• Directions:
Line by line, retype the material exactly and leave each picture out.
^^^^^^^^
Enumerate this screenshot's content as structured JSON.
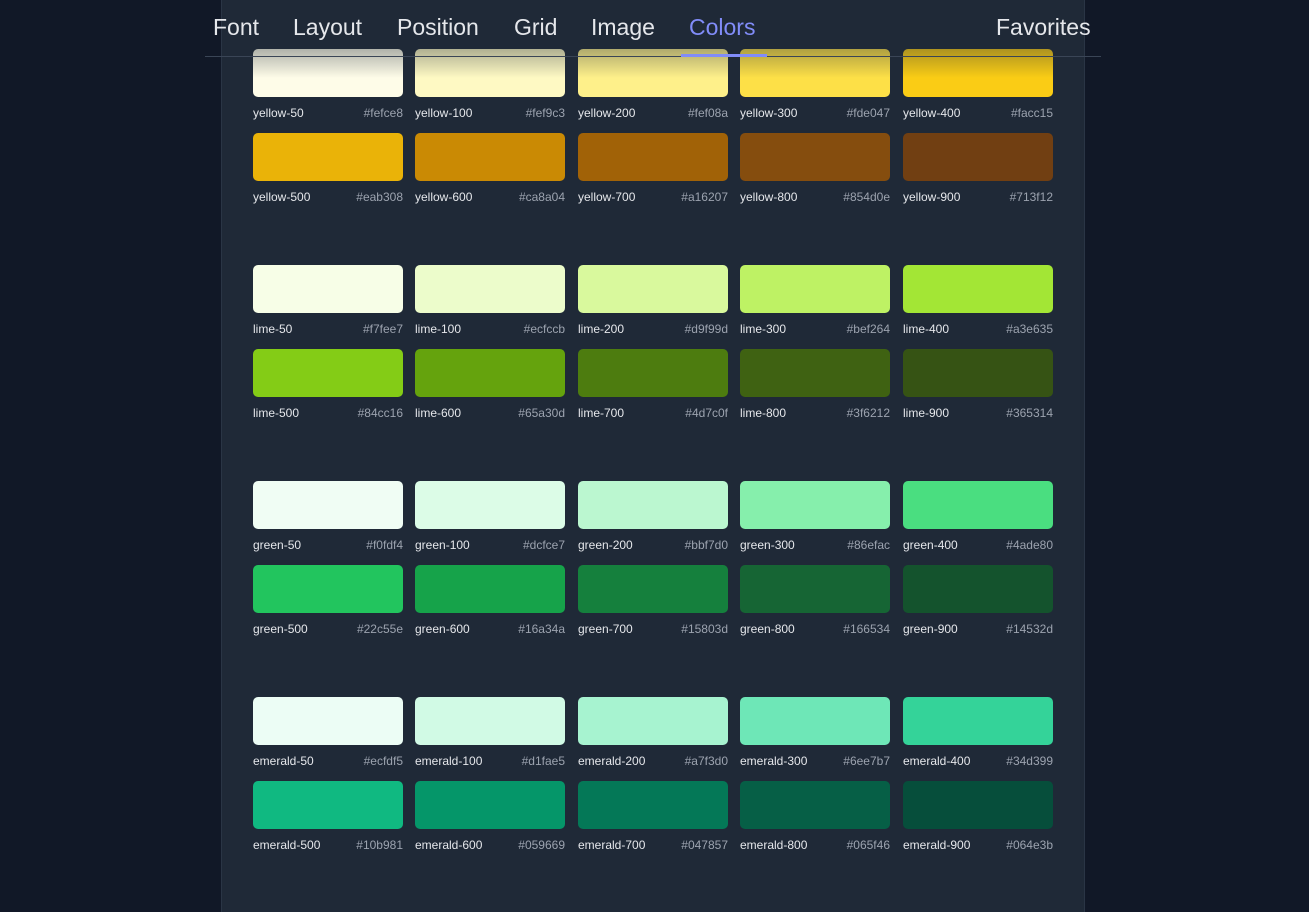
{
  "nav": {
    "tabs": [
      {
        "label": "Font"
      },
      {
        "label": "Layout"
      },
      {
        "label": "Position"
      },
      {
        "label": "Grid"
      },
      {
        "label": "Image"
      },
      {
        "label": "Colors"
      }
    ],
    "active_tab": "Colors",
    "favorites": "Favorites",
    "accent": "#818cf8"
  },
  "palettes": [
    {
      "name": "yellow",
      "rows": [
        [
          {
            "name": "yellow-50",
            "hex": "#fefce8"
          },
          {
            "name": "yellow-100",
            "hex": "#fef9c3"
          },
          {
            "name": "yellow-200",
            "hex": "#fef08a"
          },
          {
            "name": "yellow-300",
            "hex": "#fde047"
          },
          {
            "name": "yellow-400",
            "hex": "#facc15"
          }
        ],
        [
          {
            "name": "yellow-500",
            "hex": "#eab308"
          },
          {
            "name": "yellow-600",
            "hex": "#ca8a04"
          },
          {
            "name": "yellow-700",
            "hex": "#a16207"
          },
          {
            "name": "yellow-800",
            "hex": "#854d0e"
          },
          {
            "name": "yellow-900",
            "hex": "#713f12"
          }
        ]
      ]
    },
    {
      "name": "lime",
      "rows": [
        [
          {
            "name": "lime-50",
            "hex": "#f7fee7"
          },
          {
            "name": "lime-100",
            "hex": "#ecfccb"
          },
          {
            "name": "lime-200",
            "hex": "#d9f99d"
          },
          {
            "name": "lime-300",
            "hex": "#bef264"
          },
          {
            "name": "lime-400",
            "hex": "#a3e635"
          }
        ],
        [
          {
            "name": "lime-500",
            "hex": "#84cc16"
          },
          {
            "name": "lime-600",
            "hex": "#65a30d"
          },
          {
            "name": "lime-700",
            "hex": "#4d7c0f"
          },
          {
            "name": "lime-800",
            "hex": "#3f6212"
          },
          {
            "name": "lime-900",
            "hex": "#365314"
          }
        ]
      ]
    },
    {
      "name": "green",
      "rows": [
        [
          {
            "name": "green-50",
            "hex": "#f0fdf4"
          },
          {
            "name": "green-100",
            "hex": "#dcfce7"
          },
          {
            "name": "green-200",
            "hex": "#bbf7d0"
          },
          {
            "name": "green-300",
            "hex": "#86efac"
          },
          {
            "name": "green-400",
            "hex": "#4ade80"
          }
        ],
        [
          {
            "name": "green-500",
            "hex": "#22c55e"
          },
          {
            "name": "green-600",
            "hex": "#16a34a"
          },
          {
            "name": "green-700",
            "hex": "#15803d"
          },
          {
            "name": "green-800",
            "hex": "#166534"
          },
          {
            "name": "green-900",
            "hex": "#14532d"
          }
        ]
      ]
    },
    {
      "name": "emerald",
      "rows": [
        [
          {
            "name": "emerald-50",
            "hex": "#ecfdf5"
          },
          {
            "name": "emerald-100",
            "hex": "#d1fae5"
          },
          {
            "name": "emerald-200",
            "hex": "#a7f3d0"
          },
          {
            "name": "emerald-300",
            "hex": "#6ee7b7"
          },
          {
            "name": "emerald-400",
            "hex": "#34d399"
          }
        ],
        [
          {
            "name": "emerald-500",
            "hex": "#10b981"
          },
          {
            "name": "emerald-600",
            "hex": "#059669"
          },
          {
            "name": "emerald-700",
            "hex": "#047857"
          },
          {
            "name": "emerald-800",
            "hex": "#065f46"
          },
          {
            "name": "emerald-900",
            "hex": "#064e3b"
          }
        ]
      ]
    }
  ]
}
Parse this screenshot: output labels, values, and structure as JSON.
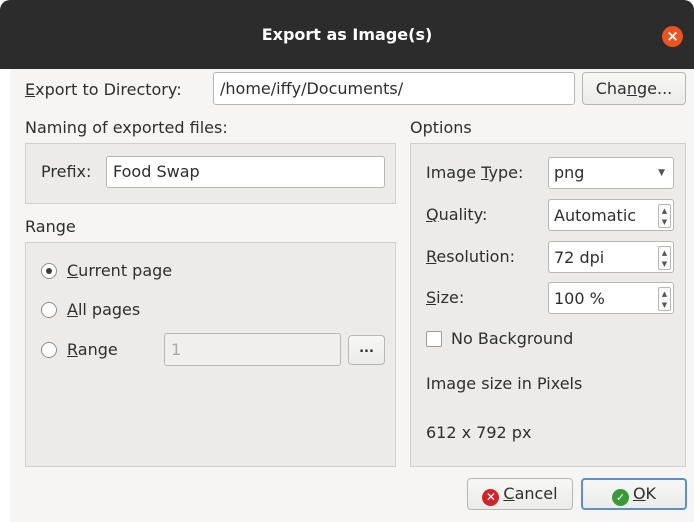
{
  "window": {
    "title": "Export as Image(s)",
    "close_glyph": "×"
  },
  "directory": {
    "label_pre": "",
    "label_ul": "E",
    "label_post": "xport to Directory:",
    "value": "/home/iffy/Documents/",
    "change_pre": "Cha",
    "change_ul": "n",
    "change_post": "ge..."
  },
  "naming": {
    "heading": "Naming of exported files:",
    "prefix_label": "Prefix:",
    "prefix_value": "Food Swap"
  },
  "range": {
    "heading": "Range",
    "current_ul": "C",
    "current_rest": "urrent page",
    "all_ul": "A",
    "all_rest": "ll pages",
    "range_ul": "R",
    "range_rest": "ange",
    "range_value": "1",
    "browse_label": "...",
    "selected": "current"
  },
  "options": {
    "heading": "Options",
    "image_type_pre": "Image ",
    "image_type_ul": "T",
    "image_type_post": "ype:",
    "image_type_value": "png",
    "quality_ul": "Q",
    "quality_rest": "uality:",
    "quality_value": "Automatic",
    "resolution_ul": "R",
    "resolution_rest": "esolution:",
    "resolution_value": "72 dpi",
    "size_ul": "S",
    "size_rest": "ize:",
    "size_value": "100 %",
    "no_background_label": "No Background",
    "no_background_checked": false,
    "pixels_heading": "Image size in Pixels",
    "pixels_value": "612 x 792 px"
  },
  "buttons": {
    "cancel_ul": "C",
    "cancel_rest": "ancel",
    "ok_ul": "O",
    "ok_rest": "K"
  },
  "colors": {
    "titlebar": "#2c2c2c",
    "close": "#e95420",
    "cancel_icon": "#d0262b",
    "ok_icon": "#3a9a3a",
    "ok_border": "#5f8fc9"
  },
  "icons": {
    "cancel": "cancel-icon",
    "ok": "ok-icon",
    "close": "close-icon"
  }
}
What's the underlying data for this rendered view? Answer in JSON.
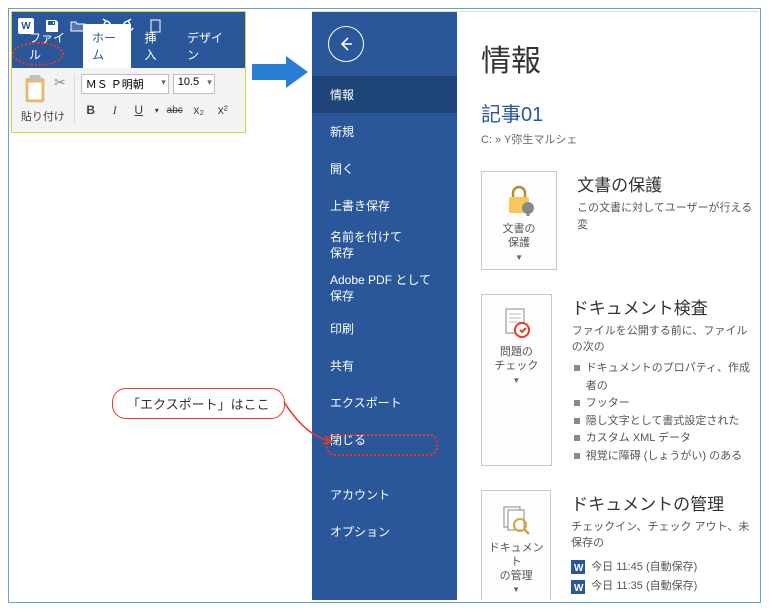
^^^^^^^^
• Answer area:
Enumerate this screenshot's content as structured JSON.
{
  "nav": {
    "tabs": [
      {
        "label": "Font"
      },
      {
        "label": "Layout"
      },
      {
        "label": "Position"
      },
      {
        "label": "Grid"
      },
      {
        "label": "Image"
      },
      {
        "label": "Colors"
      }
    ],
    "active_tab": "Colors",
    "favorites": "Favorites",
    "accent": "#818cf8"
  },
  "palettes": [
    {
      "name": "yellow",
      "rows": [
        [
          {
            "name": "yellow-50",
            "hex": "#fefce8"
          },
          {
            "name": "yellow-100",
            "hex": "#fef9c3"
          },
          {
            "name": "yellow-200",
            "hex": "#fef08a"
          },
          {
            "name": "yellow-300",
            "hex": "#fde047"
          },
          {
            "name": "yellow-400",
            "hex": "#facc15"
          }
        ],
        [
          {
            "name": "yellow-500",
            "hex": "#eab308"
          },
          {
            "name": "yellow-600",
            "hex": "#ca8a04"
          },
          {
            "name": "yellow-700",
            "hex": "#a16207"
          },
          {
            "name": "yellow-800",
            "hex": "#854d0e"
          },
          {
            "name": "yellow-900",
            "hex": "#713f12"
          }
        ]
      ]
    },
    {
      "name": "lime",
      "rows": [
        [
          {
            "name": "lime-50",
            "hex": "#f7fee7"
          },
          {
            "name": "lime-100",
            "hex": "#ecfccb"
          },
          {
            "name": "lime-200",
            "hex": "#d9f99d"
          },
          {
            "name": "lime-300",
            "hex": "#bef264"
          },
          {
            "name": "lime-400",
            "hex": "#a3e635"
          }
        ],
        [
          {
            "name": "lime-500",
            "hex": "#84cc16"
          },
          {
            "name": "lime-600",
            "hex": "#65a30d"
          },
          {
            "name": "lime-700",
            "hex": "#4d7c0f"
          },
          {
            "name": "lime-800",
            "hex": "#3f6212"
          },
          {
            "name": "lime-900",
            "hex": "#365314"
          }
        ]
      ]
    },
    {
      "name": "green",
      "rows": [
        [
          {
            "name": "green-50",
            "hex": "#f0fdf4"
          },
          {
            "name": "green-100",
            "hex": "#dcfce7"
          },
          {
            "name": "green-200",
            "hex": "#bbf7d0"
          },
          {
            "name": "green-300",
            "hex": "#86efac"
          },
          {
            "name": "green-400",
            "hex": "#4ade80"
          }
        ],
        [
          {
            "name": "green-500",
            "hex": "#22c55e"
          },
          {
            "name": "green-600",
            "hex": "#16a34a"
          },
          {
            "name": "green-700",
            "hex": "#15803d"
          },
          {
            "name": "green-800",
            "hex": "#166534"
          },
          {
            "name": "green-900",
            "hex": "#14532d"
          }
        ]
      ]
    },
    {
      "name": "emerald",
      "rows": [
        [
          {
            "name": "emerald-50",
            "hex": "#ecfdf5"
          },
          {
            "name": "emerald-100",
            "hex": "#d1fae5"
          },
          {
            "name": "emerald-200",
            "hex": "#a7f3d0"
          },
          {
            "name": "emerald-300",
            "hex": "#6ee7b7"
          },
          {
            "name": "emerald-400",
            "hex": "#34d399"
          }
        ],
        [
          {
            "name": "emerald-500",
            "hex": "#10b981"
          },
          {
            "name": "emerald-600",
            "hex": "#059669"
          },
          {
            "name": "emerald-700",
            "hex": "#047857"
          },
          {
            "name": "emerald-800",
            "hex": "#065f46"
          },
          {
            "name": "emerald-900",
            "hex": "#064e3b"
          }
        ]
      ]
    }
  ]
}
Parse this screenshot: output labels, values, and structure as JSON.
{
  "window": {
    "title": "Export as Image(s)",
    "close_glyph": "×"
  },
  "directory": {
    "label_pre": "",
    "label_ul": "E",
    "label_post": "xport to Directory:",
    "value": "/home/iffy/Documents/",
    "change_pre": "Cha",
    "change_ul": "n",
    "change_post": "ge..."
  },
  "naming": {
    "heading": "Naming of exported files:",
    "prefix_label": "Prefix:",
    "prefix_value": "Food Swap"
  },
  "range": {
    "heading": "Range",
    "current_ul": "C",
    "current_rest": "urrent page",
    "all_ul": "A",
    "all_rest": "ll pages",
    "range_ul": "R",
    "range_rest": "ange",
    "range_value": "1",
    "browse_label": "...",
    "selected": "current"
  },
  "options": {
    "heading": "Options",
    "image_type_pre": "Image ",
    "image_type_ul": "T",
    "image_type_post": "ype:",
    "image_type_value": "png",
    "quality_ul": "Q",
    "quality_rest": "uality:",
    "quality_value": "Automatic",
    "resolution_ul": "R",
    "resolution_rest": "esolution:",
    "resolution_value": "72 dpi",
    "size_ul": "S",
    "size_rest": "ize:",
    "size_value": "100 %",
    "no_background_label": "No Background",
    "no_background_checked": false,
    "pixels_heading": "Image size in Pixels",
    "pixels_value": "612 x 792 px"
  },
  "buttons": {
    "cancel_ul": "C",
    "cancel_rest": "ancel",
    "ok_ul": "O",
    "ok_rest": "K"
  },
  "colors": {
    "titlebar": "#2c2c2c",
    "close": "#e95420",
    "cancel_icon": "#d0262b",
    "ok_icon": "#3a9a3a",
    "ok_border": "#5f8fc9"
  },
  "icons": {
    "cancel": "cancel-icon",
    "ok": "ok-icon",
    "close": "close-icon"
  }
}
What's the underlying data for this rendered view? Answer in JSON.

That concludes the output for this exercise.